1. Do online and on-campus students mix? Student associations at some online MBA programs may exist entirely separate from the associations for on-campus students, while others may combine membership between online, face-to-face and even blended programs. And experts say there can be benefits to both approaches.
Exclusively online student organizations may have developed better means of communicating, supporting and creating access to group activities in a virtual setting than groups catering to students in multiple mediums. On the other hand, combined groups afford access to a wider network of current and future business professionals, especially in programs where many virtual students are locally based.
At North Carolina State, for example, most online business students live within reasonable driving distance and are seeking professional connections within the area, known as the Research Triangle region.
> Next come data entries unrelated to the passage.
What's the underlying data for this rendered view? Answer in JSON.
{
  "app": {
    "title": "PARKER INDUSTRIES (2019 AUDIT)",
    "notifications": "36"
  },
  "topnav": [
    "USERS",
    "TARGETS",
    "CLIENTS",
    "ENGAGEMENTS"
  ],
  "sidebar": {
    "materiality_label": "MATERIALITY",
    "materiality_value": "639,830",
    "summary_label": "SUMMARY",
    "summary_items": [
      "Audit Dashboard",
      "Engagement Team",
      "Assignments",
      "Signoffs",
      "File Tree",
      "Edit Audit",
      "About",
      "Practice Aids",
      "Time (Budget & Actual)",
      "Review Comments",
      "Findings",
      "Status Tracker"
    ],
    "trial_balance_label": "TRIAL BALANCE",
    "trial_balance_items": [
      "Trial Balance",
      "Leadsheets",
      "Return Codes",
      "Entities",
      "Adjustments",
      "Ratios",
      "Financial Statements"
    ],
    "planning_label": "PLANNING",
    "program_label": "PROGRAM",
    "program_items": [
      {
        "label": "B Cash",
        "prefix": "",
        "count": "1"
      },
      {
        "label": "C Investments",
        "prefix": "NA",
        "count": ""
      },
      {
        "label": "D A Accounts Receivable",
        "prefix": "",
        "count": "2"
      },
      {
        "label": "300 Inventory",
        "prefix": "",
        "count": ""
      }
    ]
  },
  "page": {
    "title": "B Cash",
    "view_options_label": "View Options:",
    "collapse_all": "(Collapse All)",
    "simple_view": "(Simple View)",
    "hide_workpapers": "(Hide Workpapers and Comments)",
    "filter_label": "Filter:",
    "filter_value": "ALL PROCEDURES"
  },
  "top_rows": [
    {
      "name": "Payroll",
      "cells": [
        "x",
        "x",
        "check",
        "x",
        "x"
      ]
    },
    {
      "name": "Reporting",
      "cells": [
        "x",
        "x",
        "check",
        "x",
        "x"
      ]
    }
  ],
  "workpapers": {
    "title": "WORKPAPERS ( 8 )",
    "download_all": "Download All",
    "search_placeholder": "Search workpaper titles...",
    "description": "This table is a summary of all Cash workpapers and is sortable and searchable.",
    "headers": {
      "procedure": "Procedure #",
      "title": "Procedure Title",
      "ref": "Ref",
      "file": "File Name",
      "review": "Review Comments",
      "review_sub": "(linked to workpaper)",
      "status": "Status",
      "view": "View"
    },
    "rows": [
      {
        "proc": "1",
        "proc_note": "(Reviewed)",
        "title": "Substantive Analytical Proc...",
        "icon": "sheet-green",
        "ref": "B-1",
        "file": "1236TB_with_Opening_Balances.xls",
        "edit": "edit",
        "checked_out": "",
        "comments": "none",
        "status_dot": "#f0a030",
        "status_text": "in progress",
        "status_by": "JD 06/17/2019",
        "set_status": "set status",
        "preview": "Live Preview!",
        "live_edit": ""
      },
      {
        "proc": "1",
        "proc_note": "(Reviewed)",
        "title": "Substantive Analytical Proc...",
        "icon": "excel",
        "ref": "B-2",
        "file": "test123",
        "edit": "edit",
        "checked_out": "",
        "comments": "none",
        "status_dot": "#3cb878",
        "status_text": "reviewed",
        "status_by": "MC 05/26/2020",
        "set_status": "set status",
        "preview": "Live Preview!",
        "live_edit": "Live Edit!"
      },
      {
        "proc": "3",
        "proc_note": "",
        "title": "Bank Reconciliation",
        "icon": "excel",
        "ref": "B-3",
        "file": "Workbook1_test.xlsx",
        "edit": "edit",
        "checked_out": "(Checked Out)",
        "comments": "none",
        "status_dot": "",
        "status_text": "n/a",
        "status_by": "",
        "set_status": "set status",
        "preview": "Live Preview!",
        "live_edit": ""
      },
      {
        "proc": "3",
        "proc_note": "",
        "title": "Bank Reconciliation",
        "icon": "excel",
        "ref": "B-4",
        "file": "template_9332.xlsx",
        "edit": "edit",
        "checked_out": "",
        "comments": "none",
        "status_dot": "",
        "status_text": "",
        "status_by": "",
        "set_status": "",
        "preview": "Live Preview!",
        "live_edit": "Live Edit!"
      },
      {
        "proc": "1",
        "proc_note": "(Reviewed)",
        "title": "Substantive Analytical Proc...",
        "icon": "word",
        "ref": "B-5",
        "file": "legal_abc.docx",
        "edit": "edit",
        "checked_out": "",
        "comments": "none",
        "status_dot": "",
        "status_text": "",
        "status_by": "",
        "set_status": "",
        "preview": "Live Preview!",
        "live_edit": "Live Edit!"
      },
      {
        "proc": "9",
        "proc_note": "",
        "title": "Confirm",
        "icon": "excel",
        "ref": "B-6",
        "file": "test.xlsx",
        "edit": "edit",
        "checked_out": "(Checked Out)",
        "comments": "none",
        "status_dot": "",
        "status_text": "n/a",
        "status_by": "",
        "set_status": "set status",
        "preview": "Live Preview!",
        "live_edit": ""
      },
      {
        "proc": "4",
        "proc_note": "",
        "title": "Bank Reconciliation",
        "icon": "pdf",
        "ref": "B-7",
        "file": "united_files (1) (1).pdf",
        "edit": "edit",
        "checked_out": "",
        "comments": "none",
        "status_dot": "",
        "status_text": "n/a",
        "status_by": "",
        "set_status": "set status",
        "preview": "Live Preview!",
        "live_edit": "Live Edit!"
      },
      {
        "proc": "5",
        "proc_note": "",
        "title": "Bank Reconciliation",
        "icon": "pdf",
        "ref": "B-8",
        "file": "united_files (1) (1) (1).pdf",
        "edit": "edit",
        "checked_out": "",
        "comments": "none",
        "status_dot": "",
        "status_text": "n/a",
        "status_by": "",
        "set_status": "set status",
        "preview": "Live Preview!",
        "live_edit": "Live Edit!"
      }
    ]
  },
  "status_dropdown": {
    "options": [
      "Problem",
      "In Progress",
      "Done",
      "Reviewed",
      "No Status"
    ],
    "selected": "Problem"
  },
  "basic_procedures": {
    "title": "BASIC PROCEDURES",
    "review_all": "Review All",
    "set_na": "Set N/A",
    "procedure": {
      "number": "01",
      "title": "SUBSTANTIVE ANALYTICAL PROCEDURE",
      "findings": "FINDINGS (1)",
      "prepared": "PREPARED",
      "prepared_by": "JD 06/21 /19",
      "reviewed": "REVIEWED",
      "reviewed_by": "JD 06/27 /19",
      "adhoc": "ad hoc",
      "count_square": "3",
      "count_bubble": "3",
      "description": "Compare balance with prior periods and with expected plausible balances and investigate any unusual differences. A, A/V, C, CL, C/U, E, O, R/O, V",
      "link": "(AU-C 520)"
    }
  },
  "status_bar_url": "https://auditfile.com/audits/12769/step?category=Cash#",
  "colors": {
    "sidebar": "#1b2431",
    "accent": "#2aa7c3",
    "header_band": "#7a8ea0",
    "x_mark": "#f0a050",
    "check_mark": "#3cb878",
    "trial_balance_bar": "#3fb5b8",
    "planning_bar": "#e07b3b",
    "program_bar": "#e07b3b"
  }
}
For that reason, says Claire Jefferies, the school’s Jenkins MBA program director of student and academic engagement, groups combining online and on-campus students make sense.
Jefferies adds, however, that online students should ask about the level of virtual access to activities for student associations that cater to both face-to-face and online programs.
“It’s one thing to say, ‘Yes you can join,’ and another to put effort into making it easy and accommodating to them,” she says.
2. Is there dedicated faculty and funding? Fully virtual student associations may not require a physical meeting space, but benefit substantially when they are afforded dedicated funding and faculty mentoring, says Jo Cooey, president of the online Women in Business Association at Indiana University’s online MBA program, part of Kelley Direct.
Having a dedicated faculty liaison gives her group the credibility necessary to create formal relationships with external professional organizations, Cooey says. Meanwhile, dedicated funding dramatically increases the quality of virtual group events, and particularly of virtual guest speakers the group can attract.
3. Are students nearby? Although one attraction of online programs is that living near campus isn’t required, students considering online MBA programs may want to know if a program draws a lot of students from their region.
The proximity of other students may lead to a stronger groups and associations because it allows them to hold regular in-person events in addition to virtual meetings. This can be more common at state schools that attract more in-state students, experts say.
“The majority of our students live within a pretty reasonable driving distance,” Jefferies explains. “They may just work 45 minutes away and can’t come back to campus at night. We actually have quite a few online students participate in our student activities just as our face-to-face students would.”
But students considering a more distant online MBA program shouldn’t completely discount the potential for in-person interaction with other students. Some programs may have student groups centered in major metropolitan areas, Bursch says. Others may have regular residential componentsthat require students to spend a few days a year on campus or at another location.